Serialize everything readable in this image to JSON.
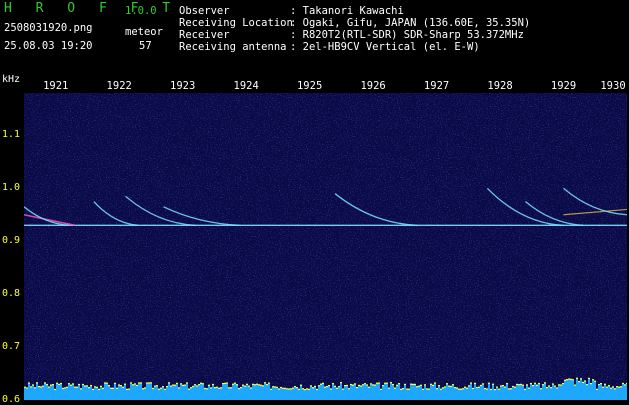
{
  "app": {
    "name": "H R O F F T",
    "version": "1.0.0",
    "filename": "2508031920.png",
    "datetime": "25.08.03 19:20",
    "count_label": "meteor",
    "count_value": "57"
  },
  "info": [
    {
      "key": "Observer",
      "value": ": Takanori Kawachi"
    },
    {
      "key": "Receiving Location",
      "value": ": Ogaki, Gifu, JAPAN (136.60E, 35.35N)"
    },
    {
      "key": "Receiver",
      "value": ": R820T2(RTL-SDR) SDR-Sharp 53.372MHz"
    },
    {
      "key": "Receiving antenna",
      "value": ": 2el-HB9CV Vertical (el. E-W)"
    }
  ],
  "colors": {
    "background": "#000000",
    "spectrum_bg": "#0a0a46",
    "signal": "#7fe3ff",
    "bars": "#1ea7ff",
    "bar_peak": "#ffff33",
    "tick_label": "#ffff33",
    "title": "#2ecc2e"
  },
  "chart_data": {
    "type": "heatmap",
    "xlabel": "",
    "ylabel": "kHz",
    "x_ticks": [
      "1921",
      "1922",
      "1923",
      "1924",
      "1925",
      "1926",
      "1927",
      "1928",
      "1929",
      "1930"
    ],
    "y_ticks": [
      "1.1",
      "1.0",
      "0.9",
      "0.8",
      "0.7",
      "0.6"
    ],
    "xlim": [
      1920.5,
      1930
    ],
    "ylim": [
      0.6,
      1.18
    ],
    "carrier_khz": 0.93,
    "carrier_khz_secondary": 0.95,
    "meteor_traces": [
      {
        "t0": 1920.5,
        "t1": 1921.2,
        "f0": 0.965,
        "f1": 0.93
      },
      {
        "t0": 1921.6,
        "t1": 1922.3,
        "f0": 0.975,
        "f1": 0.93
      },
      {
        "t0": 1922.1,
        "t1": 1923.2,
        "f0": 0.985,
        "f1": 0.93
      },
      {
        "t0": 1922.7,
        "t1": 1923.9,
        "f0": 0.965,
        "f1": 0.93
      },
      {
        "t0": 1925.4,
        "t1": 1926.7,
        "f0": 0.99,
        "f1": 0.93
      },
      {
        "t0": 1927.8,
        "t1": 1929.0,
        "f0": 1.0,
        "f1": 0.93
      },
      {
        "t0": 1928.4,
        "t1": 1929.3,
        "f0": 0.975,
        "f1": 0.93
      },
      {
        "t0": 1929.0,
        "t1": 1930.0,
        "f0": 1.0,
        "f1": 0.95
      }
    ],
    "bar_level": 0.55,
    "bar_peak_region": [
      1928.9,
      1929.5
    ]
  }
}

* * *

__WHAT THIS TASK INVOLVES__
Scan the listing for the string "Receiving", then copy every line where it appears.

__EXERCISE OUTPUT__
      "key": "Receiving Location",
      "key": "Receiving antenna",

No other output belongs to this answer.